Taking this further, you can also model an entire car park with a guidance system. Here not only the barriers are done by attribute modifications, but also the display of remaining spaces as well as the route shares into each section of the car park:
First, the section closest to the terminal gets the majority of the traffic (as it is the most attractive one). Later, if one of the sections is fully occupied, the route shares change accordingly.
This third example shows a railway station with long distance and local trains. Alighting passengers do either exit the station or transfer to a different train. Boarding passengers originate from the station, or they transfer from another train.
The number of transferring passengers varies not only on train type, but also on each individual train. To achieve this, each passenger receives the train number when alighting from it. This is done by an attribute modification looking for pedestrians on the construction element PT vehicle.
This way alighting passengers are routed to different directions with different shares - all depending on the train line or number.
This example also shows a new functionality in Vissim 2022 which allows to define the PT line shares of boarding passengers by formulas (instead of fixed shares only). So, train numbers can also be used for boarding specific PT lines, and it is now possible to use a single waiting area on a platform even for passengers transferring from one train to another.

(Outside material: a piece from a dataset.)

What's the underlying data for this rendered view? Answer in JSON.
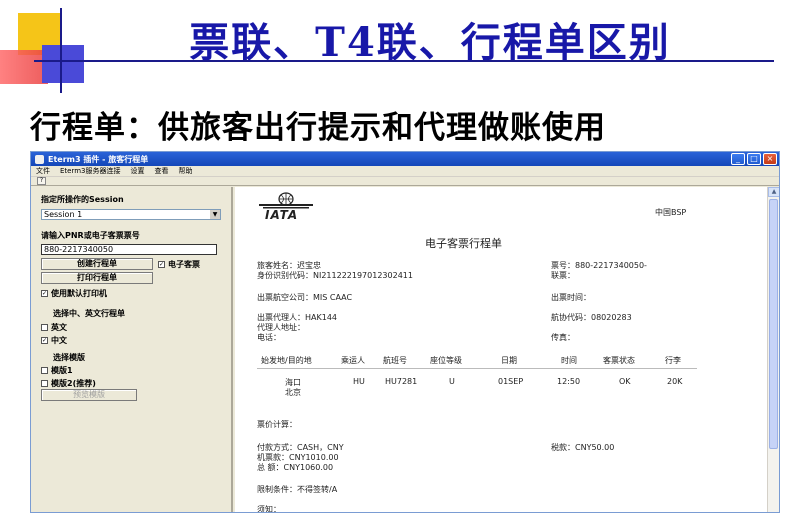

Finally, this is an example which uses several attribute modifications to model a simple courier service, carrying goods between 4 terminal locations. Each terminal can have different states depending on the presence or absence of goods and vehicles. You can see the state of each terminal visualized here.These states along with the transitions to another state are modelled by means of attribute modifications. The model only requires two small scripts: one for generating new goods, and another one for redirecting vehicles to other terminal if required.
Congratulations! You’ve now successfully finished the tutorial.
You’ve learned how to create attribute modifications and use them for functionality, that was not built-in directly in Vissim. While there still are applications that require scripting, for example if you would like to add vehicles or pedestrians during a simulation run, with attribute modifications you can perform advanced modelling tasks easily. Now you’re ready to continue using attribute modifications in your own projects.
Thanks for watching.